[DATA FOR THE TASK Boundary: Start]

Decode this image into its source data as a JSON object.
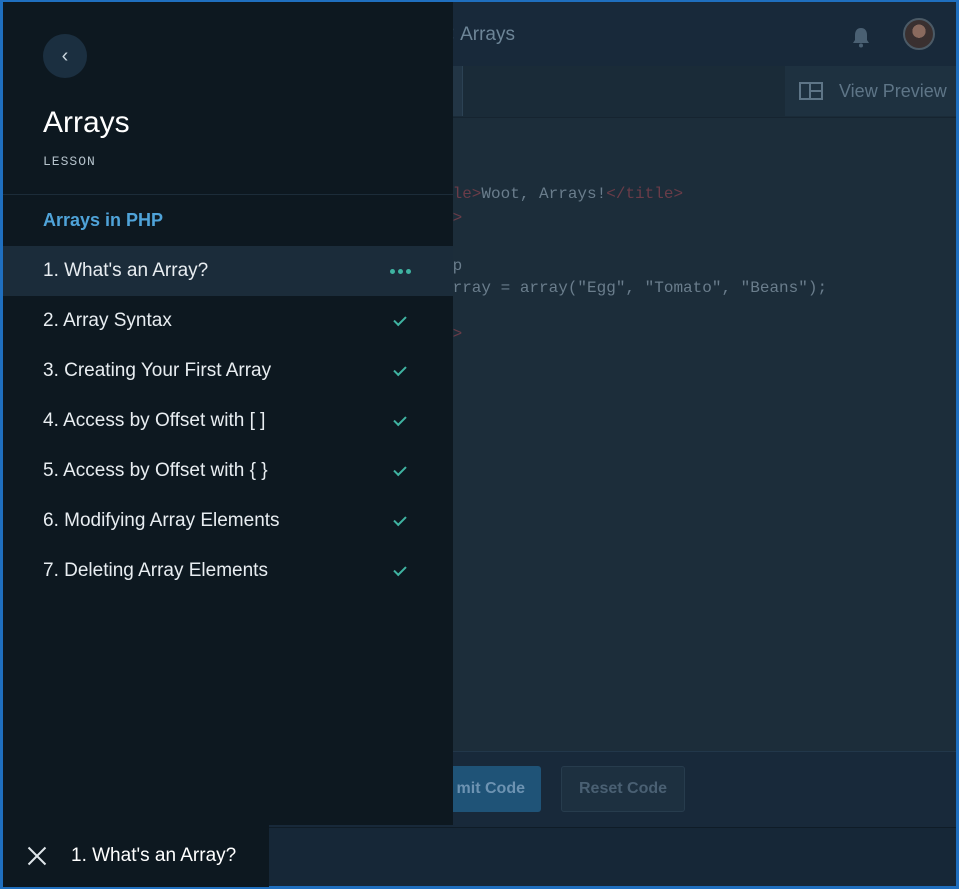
{
  "app": {
    "breadcrumb_sep": "<",
    "title": "Arrays",
    "view_preview_label": "View Preview",
    "submit_label": "mit Code",
    "reset_label": "Reset Code",
    "code_lines": [
      {
        "pre": "",
        "tag": ">",
        "text": ""
      },
      {
        "pre": "",
        "tag": "tle>",
        "text": "Woot, Arrays!",
        "tag2": "</title>"
      },
      {
        "pre": "",
        "tag": "d>",
        "text": ""
      },
      {
        "pre": "",
        "tag": ">",
        "text": ""
      },
      {
        "pre": "",
        "tag": "",
        "text": "hp"
      },
      {
        "pre": "",
        "tag": "",
        "text": "array = array(\"Egg\", \"Tomato\", \"Beans\");"
      },
      {
        "pre": "",
        "tag": "",
        "text": ""
      },
      {
        "pre": "",
        "tag": "y>",
        "text": ""
      }
    ]
  },
  "panel": {
    "back_label": "‹",
    "title": "Arrays",
    "kind": "LESSON",
    "section_title": "Arrays in PHP",
    "items": [
      {
        "label": "1. What's an Array?",
        "status": "in-progress"
      },
      {
        "label": "2. Array Syntax",
        "status": "complete"
      },
      {
        "label": "3. Creating Your First Array",
        "status": "complete"
      },
      {
        "label": "4. Access by Offset with [ ]",
        "status": "complete"
      },
      {
        "label": "5. Access by Offset with { }",
        "status": "complete"
      },
      {
        "label": "6. Modifying Array Elements",
        "status": "complete"
      },
      {
        "label": "7. Deleting Array Elements",
        "status": "complete"
      }
    ]
  },
  "current": {
    "label": "1. What's an Array?"
  },
  "colors": {
    "accent": "#4fa3d9",
    "check": "#3fb3a1",
    "panel_bg": "#0d1820",
    "active_row": "#1b2c3a"
  }
}
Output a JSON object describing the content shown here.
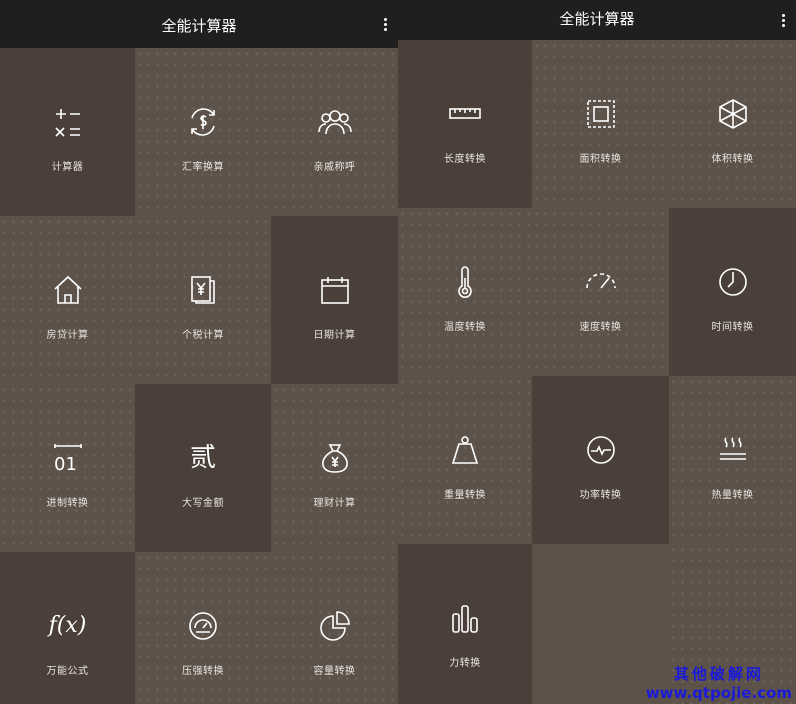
{
  "left": {
    "title": "全能计算器",
    "tiles": [
      {
        "label": "计算器",
        "icon": "calculator-icon"
      },
      {
        "label": "汇率换算",
        "icon": "currency-exchange-icon"
      },
      {
        "label": "亲戚称呼",
        "icon": "relatives-icon"
      },
      {
        "label": "房贷计算",
        "icon": "house-icon"
      },
      {
        "label": "个税计算",
        "icon": "tax-document-icon"
      },
      {
        "label": "日期计算",
        "icon": "calendar-icon"
      },
      {
        "label": "进制转换",
        "icon": "binary-icon",
        "glyph": "01"
      },
      {
        "label": "大写金额",
        "icon": "chinese-numeral-icon",
        "glyph": "贰"
      },
      {
        "label": "理财计算",
        "icon": "money-bag-icon"
      },
      {
        "label": "万能公式",
        "icon": "formula-icon",
        "glyph": "f(x)"
      },
      {
        "label": "压强转换",
        "icon": "pressure-gauge-icon"
      },
      {
        "label": "容量转换",
        "icon": "pie-chart-icon"
      }
    ]
  },
  "right": {
    "title": "全能计算器",
    "tiles": [
      {
        "label": "长度转换",
        "icon": "ruler-icon"
      },
      {
        "label": "面积转换",
        "icon": "area-square-icon"
      },
      {
        "label": "体积转换",
        "icon": "cube-icon"
      },
      {
        "label": "温度转换",
        "icon": "thermometer-icon"
      },
      {
        "label": "速度转换",
        "icon": "speedometer-icon"
      },
      {
        "label": "时间转换",
        "icon": "clock-icon"
      },
      {
        "label": "重量转换",
        "icon": "weight-icon"
      },
      {
        "label": "功率转换",
        "icon": "power-pulse-icon"
      },
      {
        "label": "热量转换",
        "icon": "heat-icon"
      },
      {
        "label": "力转换",
        "icon": "bar-force-icon"
      },
      {
        "label": "",
        "icon": ""
      },
      {
        "label": "",
        "icon": ""
      }
    ]
  },
  "watermark": {
    "line1": "其他破解网",
    "line2": "www.qtpojie.com"
  },
  "colors": {
    "background": "#5d5249",
    "dark_tile": "#4b4039",
    "appbar": "#1f1f1f",
    "watermark": "#1a1ad8"
  }
}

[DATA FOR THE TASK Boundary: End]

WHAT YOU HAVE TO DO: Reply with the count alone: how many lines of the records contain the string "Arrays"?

SOLUTION TO THIS TASK: 4